This comes against the background that there is a developing irritation between states in Australia as to who has kept their borders closed and why. Victoria State has the most new cases (10 overnight) and no one wants to bring in more community spread – little as it is.

It appears that a failure to read emails and check on critical procedures is a common failing at the moment and causing considerable harm. The cruise ship, the Ruby Princess was allowed to dock in Sydney Harbour on 19 March. Somehow checks between the ship, NSW health and harbour authorities failed to make certain that the ship was free of infection. 2,700 passengers disembarked without being checked and they spread the virus around: 22 died, 100’s were infected. There is now a criminal investigation into the matter.

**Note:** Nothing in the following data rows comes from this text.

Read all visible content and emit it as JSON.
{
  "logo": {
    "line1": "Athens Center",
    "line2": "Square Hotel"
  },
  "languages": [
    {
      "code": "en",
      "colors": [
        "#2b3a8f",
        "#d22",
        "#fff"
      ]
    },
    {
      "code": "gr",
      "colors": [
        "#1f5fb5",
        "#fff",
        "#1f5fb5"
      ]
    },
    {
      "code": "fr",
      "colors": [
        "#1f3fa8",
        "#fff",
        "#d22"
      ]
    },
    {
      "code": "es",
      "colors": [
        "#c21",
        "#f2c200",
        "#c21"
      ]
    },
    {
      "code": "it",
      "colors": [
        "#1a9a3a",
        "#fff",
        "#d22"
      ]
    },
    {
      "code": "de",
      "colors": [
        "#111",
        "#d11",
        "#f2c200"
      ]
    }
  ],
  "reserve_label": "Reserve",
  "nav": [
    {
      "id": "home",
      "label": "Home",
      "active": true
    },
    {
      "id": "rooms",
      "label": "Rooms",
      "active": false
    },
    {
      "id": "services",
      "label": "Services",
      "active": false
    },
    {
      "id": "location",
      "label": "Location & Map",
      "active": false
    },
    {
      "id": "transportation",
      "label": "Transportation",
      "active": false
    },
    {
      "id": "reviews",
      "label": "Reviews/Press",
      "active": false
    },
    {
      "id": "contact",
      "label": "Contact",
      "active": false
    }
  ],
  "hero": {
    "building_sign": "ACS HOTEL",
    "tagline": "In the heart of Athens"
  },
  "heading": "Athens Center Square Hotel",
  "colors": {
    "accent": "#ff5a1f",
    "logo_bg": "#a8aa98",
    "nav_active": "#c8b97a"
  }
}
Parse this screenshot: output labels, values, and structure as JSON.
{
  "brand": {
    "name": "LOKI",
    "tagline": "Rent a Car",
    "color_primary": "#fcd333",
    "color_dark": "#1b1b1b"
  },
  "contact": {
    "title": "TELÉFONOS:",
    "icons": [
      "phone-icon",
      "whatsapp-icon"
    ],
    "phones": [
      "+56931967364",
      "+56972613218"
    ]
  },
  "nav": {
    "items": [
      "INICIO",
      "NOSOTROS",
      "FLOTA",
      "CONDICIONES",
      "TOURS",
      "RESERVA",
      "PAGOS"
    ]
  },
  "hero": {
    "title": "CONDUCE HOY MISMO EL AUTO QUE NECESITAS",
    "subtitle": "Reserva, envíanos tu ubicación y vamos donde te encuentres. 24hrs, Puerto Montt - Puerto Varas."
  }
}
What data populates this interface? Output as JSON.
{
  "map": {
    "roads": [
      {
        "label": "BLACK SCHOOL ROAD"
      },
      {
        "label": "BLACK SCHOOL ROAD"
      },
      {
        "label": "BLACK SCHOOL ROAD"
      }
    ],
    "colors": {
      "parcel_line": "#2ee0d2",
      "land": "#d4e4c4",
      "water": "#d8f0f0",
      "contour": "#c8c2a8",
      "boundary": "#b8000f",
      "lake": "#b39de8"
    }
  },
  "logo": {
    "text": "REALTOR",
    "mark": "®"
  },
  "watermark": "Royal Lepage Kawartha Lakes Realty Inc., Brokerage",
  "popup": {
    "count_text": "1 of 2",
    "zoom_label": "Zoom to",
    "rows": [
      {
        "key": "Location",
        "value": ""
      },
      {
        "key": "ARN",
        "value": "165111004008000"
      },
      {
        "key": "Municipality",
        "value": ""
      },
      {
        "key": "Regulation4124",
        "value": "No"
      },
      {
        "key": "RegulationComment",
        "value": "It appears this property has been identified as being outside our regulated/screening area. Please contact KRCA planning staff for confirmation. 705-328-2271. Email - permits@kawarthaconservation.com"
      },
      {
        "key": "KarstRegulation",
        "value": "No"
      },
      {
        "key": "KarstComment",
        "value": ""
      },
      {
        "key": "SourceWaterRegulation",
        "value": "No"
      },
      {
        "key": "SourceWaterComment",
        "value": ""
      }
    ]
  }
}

This story of failure continues. In West Australia (WA) a live-export ship, the Al Kuwait, from the UAE was allowed to dock at Fremantle with the intention of taking on board 56,000 live sheep destined for the Middle East. This is a terrible trade and has resulted in sheep dying in large numbers due to heat stress and conditions in these floating hell holes. Furthermore, the humane treatment of the sheep on arrival in the Middle East is not easy to manage (understatement).

Now they have found that 6 crew members are infected with Covid-19 on the Al Kuwait. The WA Premier went into attack mode, arguing with the Federal Minister of Agriculture as to who was told what, when.

The issue gets more complicated, as these livestock carriers are not legally allowed to leave Australia after May 31. This is because the ship would arrive in the Middle East during the summer and previous cases have resulted in distressing images of sheep dying from heat stress being shown in Australia. And it takes really ghastly images for any change in this business to take place.

So – money talks – our Federal minister of Agriculture, David Littleproud, (lovely name that!) has said that an exemption might be granted by the ‘independent’ regulator so that the ship can sail with a June departure date. Littleproud also said the shipment – all that meat – is worth 12 million AUD. So, for money, the sheep with suffer the heat. Meat is important after all.

https://www.abc.net.au/news/2020-05-27/live-sheep-caught-up-in-coronavirus-outbreak/12290198

In these 3 cases it was a failure of processes, standards and checks that are in place and meant to be protecting us.

These are the failures we know about. I fear that they will not be the last.